So like most people at the moment I’m stuck at home as part of the ongoing quarantine for Covid 19 & thankfully I’m fortunate enough to have a job where I can work from home. Unfortunately having most of the neighborhood at home streaming, video-calling, and also working from home during the day is wreaking havoc with the local internet infrastructure and my ISP is not coping well with the added load. This has resulted in multiple several-hour dropouts of my connection and several days of work time effectively lost. Now with that said, I do have a backup connection in the form of my iPhones LTE connection which I can connect through using its wifi hotspot - but it’s limited in how many devices can connect to it concurrently & its also a pain to have to manually connect on every device that may need to access the internet during that time (especially home automation devices where switching WIFI is a pain).

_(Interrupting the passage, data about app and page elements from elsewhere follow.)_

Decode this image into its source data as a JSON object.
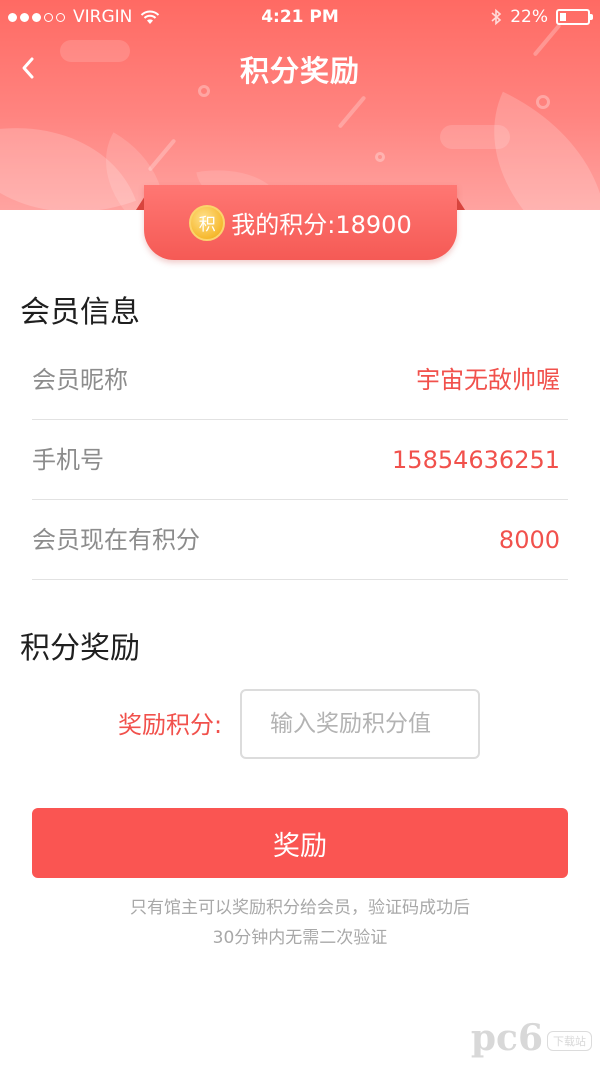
{
  "status_bar": {
    "carrier": "VIRGIN",
    "time": "4:21 PM",
    "battery": "22%",
    "battery_level": 0.22
  },
  "nav": {
    "title": "积分奖励",
    "back_icon": "chevron-left-icon"
  },
  "points_banner": {
    "coin_char": "积",
    "text": "我的积分:18900"
  },
  "member_info": {
    "title": "会员信息",
    "rows": [
      {
        "label": "会员昵称",
        "value": "宇宙无敌帅喔"
      },
      {
        "label": "手机号",
        "value": "15854636251"
      },
      {
        "label": "会员现在有积分",
        "value": "8000"
      }
    ]
  },
  "reward": {
    "title": "积分奖励",
    "label": "奖励积分:",
    "placeholder": "输入奖励积分值",
    "value": ""
  },
  "submit": {
    "label": "奖励"
  },
  "note": {
    "line1": "只有馆主可以奖励积分给会员，验证码成功后",
    "line2": "30分钟内无需二次验证"
  },
  "watermark": {
    "logo": "pc6",
    "sub": "下载站"
  },
  "colors": {
    "accent": "#fa5552",
    "value_text": "#f1514c",
    "header_top": "#ff6a63",
    "divider": "#e2e2e2"
  }
}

So I decided to see if I could set up my home network with an automated failover system that would (in normal circumstances) have my main router use my cable internet as its WAN connection & then when that drops, have my router connect as a client to my phones WIFI hotspot and use that as its WAN connection. Also importantly I wanted to do this cheaply and not have to purchase any expensive enterprise networking hardware.

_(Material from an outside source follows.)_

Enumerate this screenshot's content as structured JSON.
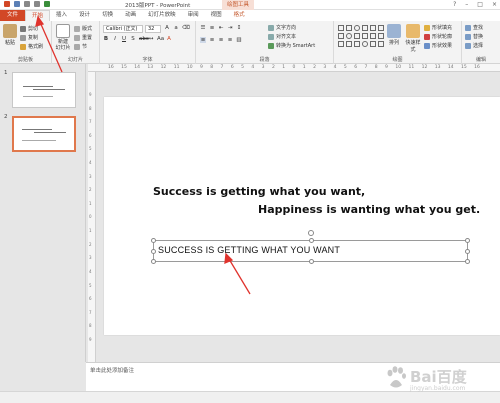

After investigating it turns out that my router does support Dual WAN failover, but it can’t connect to another WIFI network in client bridge mode to share the connection (well maybe it can with a different firmware like DD-WRT but I’m happy with the AsusWRT Merlin firmware I’m running, so I didn’t check). So I started looking around for a device that did support client bridge mode and came across this cheap TPLink travel router, you can pick one up for $35 and in addition to solving my main problem, its also a handy device to take with you when travelling for sharing WIFI & hotspot connections etc.
However once I actually got my hands on one I found a problem. For whatever reason, the stock firmware doesn’t work in the configuration I wanted. I set up the dual WAN on my Asus router & set the TPLink up to connect to my phones hotspot - but the Asus couldn’t get a DHCP lease from my phone and nothing connected to the Asus could access the WAN. I played around with all the settings I could, but couldn’t get it to work - so I decided to ditch the stock firmware on the TPLink and install OpenWRT instead to see if I would have any more luck. Getting OpenWRT installed was a bit quirky, but ultimately not too difficult - you just need to follow the instructions here.
Once I had OpenWRT up and running I had to set up two network interfaces. A bridged LAN that runs on the 5GHz radio and the ethernet port, and a WAN that runs on the 2.4GHz radio. Once that’s set up you just need to set up the 2.4GHz wireless to connect in client mode to the hotspot (and I also set up the 5GHz wireless as an access point to my existing WIFI network).
Finally the TPLink has a slider switch that allows you to switch ‘modes’ (i.e. access point, ethernet sharing, hotspot) when using the stock firmware - this is a useful feature but doesn’t work out of the box with OpenWRT, but since I only want the 5GHz radio running as an access point when I’m travelling (I already have good coverage at home with my existing router, so I don’t need the extra access point) - I wanted to be able to switch this on/off without having to log into the configuration UI. To do this there’s an open source package called openwrt-slide-switch which adds support for this. To install I needed to enable SSH on the TPLink and once logged in run:
opkg update opkg install slide-switch
You then need to configure the actions to take when the slide switch mode is changed. To do this, you need to add a couple of files into /etc/rc.button (and make sure they are chmodded to +x). The README on the github page above has all the details, but I ended up adding two ‘modes’ - one which enables the 5Ghz access point, and one which disables it.
With all this configured if my main internet connection goes down, I just need to enable my phones wireless hotspot and the TPLink will connect and automatically bridge the connection to all devices in the house until the main connection comes back online again.